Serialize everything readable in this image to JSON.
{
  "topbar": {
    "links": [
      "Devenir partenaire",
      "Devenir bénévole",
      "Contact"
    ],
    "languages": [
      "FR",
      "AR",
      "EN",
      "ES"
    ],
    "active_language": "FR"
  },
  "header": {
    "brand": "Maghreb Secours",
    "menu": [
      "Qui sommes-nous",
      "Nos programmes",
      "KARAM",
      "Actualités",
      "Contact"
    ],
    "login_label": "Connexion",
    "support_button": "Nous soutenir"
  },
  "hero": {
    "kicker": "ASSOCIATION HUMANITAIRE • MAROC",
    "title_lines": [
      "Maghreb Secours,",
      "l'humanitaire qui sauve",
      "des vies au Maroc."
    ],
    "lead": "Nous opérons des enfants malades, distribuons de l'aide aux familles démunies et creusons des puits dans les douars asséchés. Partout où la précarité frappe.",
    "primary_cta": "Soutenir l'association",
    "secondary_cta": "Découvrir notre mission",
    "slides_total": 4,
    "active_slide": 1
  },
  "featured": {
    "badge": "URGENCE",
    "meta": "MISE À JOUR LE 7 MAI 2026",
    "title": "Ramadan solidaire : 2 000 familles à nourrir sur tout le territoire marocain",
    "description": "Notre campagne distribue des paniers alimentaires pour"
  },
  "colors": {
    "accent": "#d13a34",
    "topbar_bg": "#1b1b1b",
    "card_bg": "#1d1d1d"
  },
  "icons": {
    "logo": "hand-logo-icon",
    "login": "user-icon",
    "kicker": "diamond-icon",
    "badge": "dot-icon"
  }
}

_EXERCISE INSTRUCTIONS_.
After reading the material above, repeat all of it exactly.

_RESPONSE TO THE EXERCISE_.
Serialize everything readable in this image to JSON.
{
  "topbar": {
    "links": [
      "Devenir partenaire",
      "Devenir bénévole",
      "Contact"
    ],
    "languages": [
      "FR",
      "AR",
      "EN",
      "ES"
    ],
    "active_language": "FR"
  },
  "header": {
    "brand": "Maghreb Secours",
    "menu": [
      "Qui sommes-nous",
      "Nos programmes",
      "KARAM",
      "Actualités",
      "Contact"
    ],
    "login_label": "Connexion",
    "support_button": "Nous soutenir"
  },
  "hero": {
    "kicker": "ASSOCIATION HUMANITAIRE • MAROC",
    "title_lines": [
      "Maghreb Secours,",
      "l'humanitaire qui sauve",
      "des vies au Maroc."
    ],
    "lead": "Nous opérons des enfants malades, distribuons de l'aide aux familles démunies et creusons des puits dans les douars asséchés. Partout où la précarité frappe.",
    "primary_cta": "Soutenir l'association",
    "secondary_cta": "Découvrir notre mission",
    "slides_total": 4,
    "active_slide": 1
  },
  "featured": {
    "badge": "URGENCE",
    "meta": "MISE À JOUR LE 7 MAI 2026",
    "title": "Ramadan solidaire : 2 000 familles à nourrir sur tout le territoire marocain",
    "description": "Notre campagne distribue des paniers alimentaires pour"
  },
  "colors": {
    "accent": "#d13a34",
    "topbar_bg": "#1b1b1b",
    "card_bg": "#1d1d1d"
  },
  "icons": {
    "logo": "hand-logo-icon",
    "login": "user-icon",
    "kicker": "diamond-icon",
    "badge": "dot-icon"
  }
}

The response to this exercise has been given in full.